▶ Task prompt:
Everything in the entries except the pictures must be repeated exactly.

▶ Supplied material:

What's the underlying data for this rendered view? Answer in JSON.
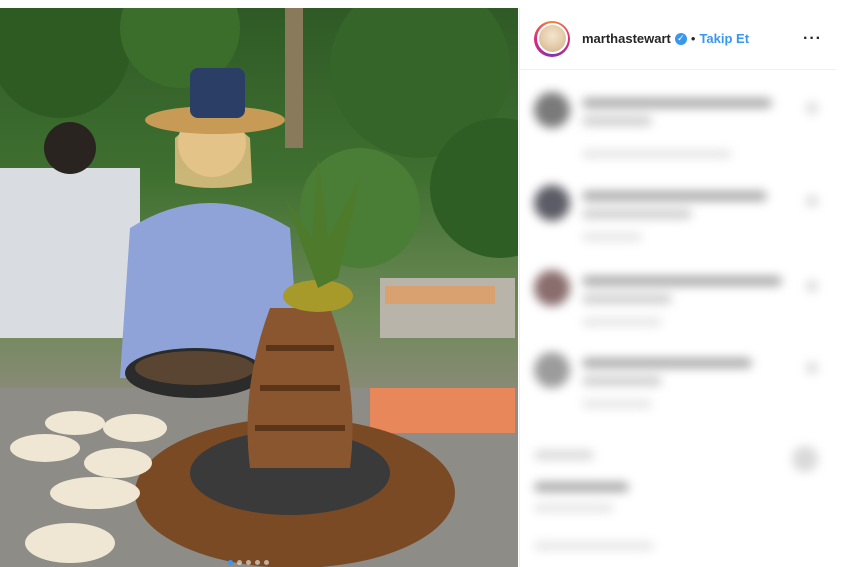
{
  "post": {
    "username": "marthastewart",
    "separator": "•",
    "follow_label": "Takip Et",
    "more_icon": "···",
    "verified_icon": "✓",
    "carousel": {
      "dot_count": 5,
      "active_index": 0
    },
    "colors": {
      "accent": "#3897f0",
      "text": "#262626"
    }
  }
}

▶ Exercise answer:
What's the underlying data for this rendered view? Answer in JSON.
{
  "post": {
    "username": "marthastewart",
    "separator": "•",
    "follow_label": "Takip Et",
    "more_icon": "···",
    "verified_icon": "✓",
    "carousel": {
      "dot_count": 5,
      "active_index": 0
    },
    "colors": {
      "accent": "#3897f0",
      "text": "#262626"
    }
  }
}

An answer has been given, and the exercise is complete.